Moving an Exciting New TB Diagnostic From Policy to Practice
On December 8, 2010 the World Health Organization (WHO) endorsed the use of the new Xpert® MTB/RIF test as the initial test offered to people suspected of having HIV-associated TB or multidrug-resistant (MDR) TB. The test, developed by Cepheid Inc., Foundation for Innovative and New Diagnostics (FIND), and University of Dentistry and Medicine New Jersey (UNDMJ), is highly accurate and can diagnose TB and MDR-TB in two hours. It represents a major advance over microscopy, which has been the primary method of diagnosing TB for the last 125 years. In 2010, by using microscopy, the world was only able to detect 63% of TB cases. The rate of MDR-TB case detection was far worse: an abysmally low 12%.1 The WHO has also recommended that the Xpert MTB/RIF might be used as a follow up test to microscopy where TB/HIV and MDR-TB are less prevalent.

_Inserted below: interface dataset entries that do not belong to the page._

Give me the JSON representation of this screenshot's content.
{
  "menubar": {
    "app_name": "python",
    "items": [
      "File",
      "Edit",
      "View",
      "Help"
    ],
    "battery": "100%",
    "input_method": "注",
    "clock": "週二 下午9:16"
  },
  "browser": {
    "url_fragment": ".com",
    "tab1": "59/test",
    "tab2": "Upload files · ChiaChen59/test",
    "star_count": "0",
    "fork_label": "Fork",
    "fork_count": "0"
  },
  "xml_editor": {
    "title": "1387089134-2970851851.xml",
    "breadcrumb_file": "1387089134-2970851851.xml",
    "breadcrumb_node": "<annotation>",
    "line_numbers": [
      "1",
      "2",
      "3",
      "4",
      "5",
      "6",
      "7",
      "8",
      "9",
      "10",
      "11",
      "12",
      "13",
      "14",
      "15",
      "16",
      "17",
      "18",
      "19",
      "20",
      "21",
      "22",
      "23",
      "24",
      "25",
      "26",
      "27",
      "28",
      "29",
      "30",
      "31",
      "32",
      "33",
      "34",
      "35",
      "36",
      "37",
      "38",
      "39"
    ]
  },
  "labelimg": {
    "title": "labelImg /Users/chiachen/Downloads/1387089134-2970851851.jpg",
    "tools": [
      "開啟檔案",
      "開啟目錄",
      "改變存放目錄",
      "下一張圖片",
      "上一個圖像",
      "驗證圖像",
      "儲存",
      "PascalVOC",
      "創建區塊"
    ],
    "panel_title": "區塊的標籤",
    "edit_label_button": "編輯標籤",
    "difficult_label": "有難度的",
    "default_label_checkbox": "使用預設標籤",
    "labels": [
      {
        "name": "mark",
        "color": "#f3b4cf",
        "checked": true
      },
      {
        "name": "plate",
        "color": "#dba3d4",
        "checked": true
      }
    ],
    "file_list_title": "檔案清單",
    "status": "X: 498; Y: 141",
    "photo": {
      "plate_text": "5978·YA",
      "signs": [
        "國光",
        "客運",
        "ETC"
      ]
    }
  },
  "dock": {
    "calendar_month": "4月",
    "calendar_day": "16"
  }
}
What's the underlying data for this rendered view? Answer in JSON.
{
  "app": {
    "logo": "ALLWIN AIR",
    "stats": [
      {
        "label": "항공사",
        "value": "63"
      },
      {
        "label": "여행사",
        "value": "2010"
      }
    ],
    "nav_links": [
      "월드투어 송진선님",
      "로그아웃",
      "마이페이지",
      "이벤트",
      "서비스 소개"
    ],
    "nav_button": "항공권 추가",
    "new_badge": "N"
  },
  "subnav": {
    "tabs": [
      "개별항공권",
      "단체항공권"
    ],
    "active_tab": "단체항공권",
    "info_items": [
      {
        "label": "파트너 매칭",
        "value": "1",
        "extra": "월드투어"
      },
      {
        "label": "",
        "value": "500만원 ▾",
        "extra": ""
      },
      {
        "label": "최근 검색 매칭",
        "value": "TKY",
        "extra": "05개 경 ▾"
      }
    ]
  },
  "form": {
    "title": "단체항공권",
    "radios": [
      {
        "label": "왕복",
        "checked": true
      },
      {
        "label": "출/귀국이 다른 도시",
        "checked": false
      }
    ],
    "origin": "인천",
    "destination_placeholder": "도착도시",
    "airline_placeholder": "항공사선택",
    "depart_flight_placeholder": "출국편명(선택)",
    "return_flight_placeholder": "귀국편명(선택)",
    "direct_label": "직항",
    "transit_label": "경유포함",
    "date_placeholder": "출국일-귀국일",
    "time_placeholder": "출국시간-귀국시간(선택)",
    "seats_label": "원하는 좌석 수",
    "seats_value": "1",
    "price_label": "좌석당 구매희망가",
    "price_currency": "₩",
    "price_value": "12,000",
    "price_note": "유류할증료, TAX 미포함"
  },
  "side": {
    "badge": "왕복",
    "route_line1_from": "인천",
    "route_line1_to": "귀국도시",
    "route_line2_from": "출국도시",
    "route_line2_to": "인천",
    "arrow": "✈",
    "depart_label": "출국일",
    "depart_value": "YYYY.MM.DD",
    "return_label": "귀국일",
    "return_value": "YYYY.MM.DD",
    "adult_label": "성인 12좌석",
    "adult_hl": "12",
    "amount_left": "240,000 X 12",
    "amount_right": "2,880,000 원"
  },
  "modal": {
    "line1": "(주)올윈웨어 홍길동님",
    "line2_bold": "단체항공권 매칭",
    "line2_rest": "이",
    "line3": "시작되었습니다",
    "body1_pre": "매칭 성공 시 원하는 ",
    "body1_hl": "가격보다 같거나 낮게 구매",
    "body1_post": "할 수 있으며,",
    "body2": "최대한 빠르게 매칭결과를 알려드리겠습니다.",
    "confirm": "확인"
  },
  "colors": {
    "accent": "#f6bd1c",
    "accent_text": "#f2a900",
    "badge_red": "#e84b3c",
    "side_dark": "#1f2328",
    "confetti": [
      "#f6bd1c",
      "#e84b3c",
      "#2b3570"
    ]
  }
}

Through these bold recommendations, the WHO has initiated a change in TB diagnostics that -- if fully implemented -- can address some of the major challenges in the care of TB, which is the leading cause of death among people with HIV globally.
The Xpert MTB/RIF is a fully automated nucleic acid amplification test that can accurately identify 92% of patients with TB while the commonly used sputum smear microscopy test routinely misses nearly 50% of TB cases. The Xpert MTB/RIF is also able to identify 72.5% of those TB cases that the smear test is unable to diagnose because there are too few bacteria in the sputum sample, a condition called smear-negative TB, which is more common in people with HIV. To detect smear-negative TB, the TB has be grown or cultured over four weeks in a laboratory equipped with special safety equipment and skilled staff, making culture relatively inaccessible and time consuming. Besides the advantage of accuracy and speed over currently available smear and culture tests, the Xpert MTB/RIF also detects 98% of rifampicin resistant TB cases within 2 hours.2 In addition, because it is fully automated and does not need a special laboratory equipped with protective gear or highly trained staff, this test can potentially be used in district level health centers, bringing it closer to where patients access services.
Despite the significant improvements the test offers over current TB diagnostics, the path to the scale up of Xpert MTB/RIF still faces challenges. The biggest barriers to the roll out of the test are cost, its need for uninterrupted power supply and annual calibration to ensure its accuracy. FIND has negotiated a price that is 70% lower than the commercial price for the public sector in low- and middle-income countries, but the machine and accompanying test cartridge are still expensive at $17,000 and nearly $17, respectively. Although modeling studies suggest the test is cost-effective at these prices, there is need to continue advocacy to further drive down the cost and ensure that funds are available to support its roll out. FIND and Cepheid are developing methods of training laboratory staff to enable them to do the annual calibration, thereby keeping these auxiliary expenses low. The need for uninterrupted power cannot be circumvented, and this will place some limits on where the test can be used.
These limitations not withstanding, if rolled out as widely as possible the test can significantly increase TB case detection rates (especially smear-negative and MDR-TB) and thereby pave the way to greatly reducing death and disease. For this reason the test has generated a lot of excitement in the public health community. The momentum it has generated can be judged by the reaction of the WHO, which moved Xpert MTB/RIF with uncharacteristic efficiency through its approval process (from examining data at its expert committee to recommending the use of the test within three months). In response to the WHO announcement, for the first time in history the three leading US government agencies that contribute to global TB control -- U.S. President's Emergency Plan for AIDS Relief (PEPFAR), U.S. Agency for International Development, and U.S. Department of Health and Human Services -- put out a joint statement in support of the urgent need to make the test available. TAG also contributed by pushing for bold recommendations at the WHO expert committee meetings and global consultations, putting out our own press release, and holding a conference call with the test developers along with other advocates -- all aimed at reducing the test cost and facilitating access to Xpert MTB/RIF for those most at risk of disease or death due to TB.
In addition to these developments at the global level, there has been swift uptake at the national level as well. By March 2011, 17 countries had placed firm orders for the test and India and South Africa, among others, have ambitious plans for making it widely available. There remains a need for the WHO's Global Laboratory Initiative, FIND, and Cepheid to work with national partners implementing Xpert MTB/RIF to ensure that funds are used efficiently and minimize overlap of efforts. Part of this coordination should include gathering evidence to show the impact the test, not just on diagnosis but on treatment outcomes as well. It will be important to find out how far the test can be decentralized in order to make it as accessible to TB patients as possible. All this evidence will strengthen advocacy to expedite global access -- advocacy that in turn will lead to price reductions as the volume of the tests being used increases. Only through such coordinated efforts and continued advocacy can we ensure that Xpert MTB/RIF will lead to the ultimate goal of increasing access to appropriate TB care, ultimately preventing illness and saving lives.